I understand that you have attempted to argue a special case for ancient coins in legal journals. I suppose in your view there is an exception from your statement that such things are better off in the blogs? The Celator, the collector magazine, has published countless editorials that go on about those wicked "radical archaeologists"; are these also not better off in the blogosphere, according to your own suggestion?

I think you're letting contempt get the better of your observance and reason.

All best,

Cultural Property Observer said...

Nathan- It would seem that the Journal of Field Archaeology should change its official publication criteria on its website then. In any event, it is interesting that the focus on ethics appears to be on those of others and not those within the archaeological discipline. As far as I can tell, based on this listing, the same cast of characters come up time and time again writing these types of articles. I would still say though that your article seems to be the first that trashes a non-profit that helps teach kids. I'm not sure this is something I would be proud of.

The Celator is a great magazine and though some the articles are scholarly it does not purport to be a scholarly journal. As far as I can recall, my legal articles have not attacked specific organizations like SAFE. There is a difference between arguing a legal position and trashing a particular group. I suppose that is where the difference arises. The latter is probably more appropriate, if at all, for blogs and the like.

In closing, the fact that I may have not recognized the Journal of Archaeology has pushed an anti-collector agenda under the a "ethics" banner does not change the fact that in my opinion this scholarly journal is being used for anti-collector propoganda.


Peter Tompa

Nathan Elkins said...


The JFA does state on its website what it publishes (the link was above). You were looking at the new publishers site (new publisher/distributor as of Jan 2010).

You use many colorful adjectives, again not having read the article.


John Muccigrosso said...


It seems from your comments that you haven't read Nathan's article yet. You might try that before criticizing too much. You might also have a look at the articles on the list Nathan links to. Some very clearly deal with the ethics of professional archaeology, and a little due diligence might be in order.

It also seems pretty clear to me that Nathan's article - though I haven't read it yet - tries to serve "the interests of archaeologists, anthropologists, historians, scientists, and others concerned with the recovery and interpretation of archaeological data," to quote from the JFA's page that you cite.

But why exactly are you upset with this journal you don't subscribe to? Is it for publishing an article that you haven't read, but seems to you to be outside their purview? I'd suggest that the editors would know best about that. They might also have a thought or two about whether their journal is being "used" by authors who submit papers to them, and also whether one article makes their decades old and well respected journal into "just another propaganda tool."

Cultural Property Observer said...
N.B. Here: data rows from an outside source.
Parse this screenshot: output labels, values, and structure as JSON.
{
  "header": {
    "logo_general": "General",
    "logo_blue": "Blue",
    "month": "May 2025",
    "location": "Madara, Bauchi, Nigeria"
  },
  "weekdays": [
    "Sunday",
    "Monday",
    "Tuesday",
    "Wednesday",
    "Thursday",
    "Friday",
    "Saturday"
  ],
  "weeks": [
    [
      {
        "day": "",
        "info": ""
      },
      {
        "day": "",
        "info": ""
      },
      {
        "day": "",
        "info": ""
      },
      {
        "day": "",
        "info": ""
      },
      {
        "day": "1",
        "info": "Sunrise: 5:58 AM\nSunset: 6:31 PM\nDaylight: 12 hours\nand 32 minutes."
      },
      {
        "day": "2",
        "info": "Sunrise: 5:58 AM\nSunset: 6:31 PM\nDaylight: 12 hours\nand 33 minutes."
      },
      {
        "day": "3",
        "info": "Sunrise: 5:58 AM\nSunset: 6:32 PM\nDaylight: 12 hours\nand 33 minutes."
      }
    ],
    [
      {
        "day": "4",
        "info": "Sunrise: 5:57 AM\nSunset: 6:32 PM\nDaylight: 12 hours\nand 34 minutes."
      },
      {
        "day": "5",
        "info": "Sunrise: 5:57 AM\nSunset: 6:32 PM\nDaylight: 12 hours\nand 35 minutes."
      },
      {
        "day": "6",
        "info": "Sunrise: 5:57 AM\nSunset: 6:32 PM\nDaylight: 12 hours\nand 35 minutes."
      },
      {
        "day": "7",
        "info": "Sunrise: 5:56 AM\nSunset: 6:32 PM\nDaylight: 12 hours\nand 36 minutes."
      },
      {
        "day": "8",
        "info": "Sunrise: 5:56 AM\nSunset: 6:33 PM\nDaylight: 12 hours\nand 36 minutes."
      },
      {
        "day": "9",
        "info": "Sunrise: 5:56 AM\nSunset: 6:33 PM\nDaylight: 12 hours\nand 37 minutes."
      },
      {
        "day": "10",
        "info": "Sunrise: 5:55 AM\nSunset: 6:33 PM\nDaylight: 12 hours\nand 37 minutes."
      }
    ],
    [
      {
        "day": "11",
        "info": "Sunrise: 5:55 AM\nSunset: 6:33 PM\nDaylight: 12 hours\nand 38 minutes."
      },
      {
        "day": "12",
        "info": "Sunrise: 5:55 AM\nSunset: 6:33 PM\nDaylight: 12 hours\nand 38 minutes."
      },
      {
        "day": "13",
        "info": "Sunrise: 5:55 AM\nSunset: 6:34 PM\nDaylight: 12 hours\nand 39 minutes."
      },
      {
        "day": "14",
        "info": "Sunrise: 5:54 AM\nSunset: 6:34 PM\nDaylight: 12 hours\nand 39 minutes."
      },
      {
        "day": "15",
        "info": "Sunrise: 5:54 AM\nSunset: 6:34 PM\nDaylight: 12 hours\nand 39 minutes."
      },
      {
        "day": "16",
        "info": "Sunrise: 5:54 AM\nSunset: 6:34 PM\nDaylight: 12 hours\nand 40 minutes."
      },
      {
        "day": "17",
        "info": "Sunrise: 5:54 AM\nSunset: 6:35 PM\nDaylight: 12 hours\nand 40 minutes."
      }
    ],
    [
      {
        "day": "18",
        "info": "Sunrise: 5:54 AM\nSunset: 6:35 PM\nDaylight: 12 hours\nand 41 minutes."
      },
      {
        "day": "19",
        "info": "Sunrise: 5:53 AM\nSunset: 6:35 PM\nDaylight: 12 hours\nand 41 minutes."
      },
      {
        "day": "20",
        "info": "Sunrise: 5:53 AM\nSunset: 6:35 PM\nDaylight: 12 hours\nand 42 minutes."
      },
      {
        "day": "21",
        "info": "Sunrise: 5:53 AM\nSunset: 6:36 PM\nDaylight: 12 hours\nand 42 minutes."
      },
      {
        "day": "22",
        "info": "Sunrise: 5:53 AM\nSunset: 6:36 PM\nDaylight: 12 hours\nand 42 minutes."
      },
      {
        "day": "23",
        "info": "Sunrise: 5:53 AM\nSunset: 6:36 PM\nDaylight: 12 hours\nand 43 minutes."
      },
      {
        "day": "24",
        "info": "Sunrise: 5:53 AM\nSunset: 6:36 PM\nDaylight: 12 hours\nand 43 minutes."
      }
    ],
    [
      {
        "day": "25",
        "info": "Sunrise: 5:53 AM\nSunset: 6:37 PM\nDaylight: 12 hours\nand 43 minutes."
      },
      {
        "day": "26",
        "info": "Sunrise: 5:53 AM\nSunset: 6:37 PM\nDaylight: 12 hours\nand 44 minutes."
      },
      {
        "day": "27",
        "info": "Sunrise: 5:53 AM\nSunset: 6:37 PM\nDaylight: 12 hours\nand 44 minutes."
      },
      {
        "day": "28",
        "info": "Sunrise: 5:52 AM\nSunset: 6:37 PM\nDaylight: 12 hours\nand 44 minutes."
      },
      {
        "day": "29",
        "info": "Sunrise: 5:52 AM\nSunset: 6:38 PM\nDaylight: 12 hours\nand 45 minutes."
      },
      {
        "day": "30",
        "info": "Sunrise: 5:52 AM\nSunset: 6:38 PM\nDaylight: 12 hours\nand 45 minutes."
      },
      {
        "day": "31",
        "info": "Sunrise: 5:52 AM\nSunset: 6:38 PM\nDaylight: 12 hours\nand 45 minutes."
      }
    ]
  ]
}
Nathan and John- It is interesting that you repeat that I did not read the article, but does it really say anything different than what Barford suggests in his post and the others he links to?

If it is different in any material respects, perhaps Nathan can indicate as such.
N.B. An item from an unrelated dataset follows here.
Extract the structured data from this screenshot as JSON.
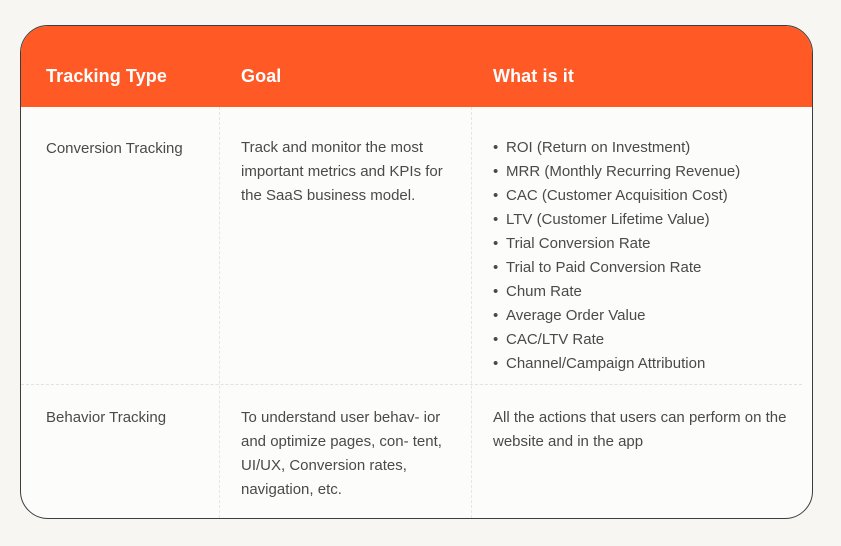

I'm sorry, but I still have a problem with what purports to be a serious journal of archaeology publishing from what all reports appears to be a hatchet job on a non-profit that teaches kids about ancient history through coins. That does speak volumes about what passes for scholarship in archaeology today.

Nathan is certainly entitled to his opiniion about ACE, but I continue to have real questions about a scholarly journal being the outlet for those views. All else is a mere diversion from this main point.


Peter Tompa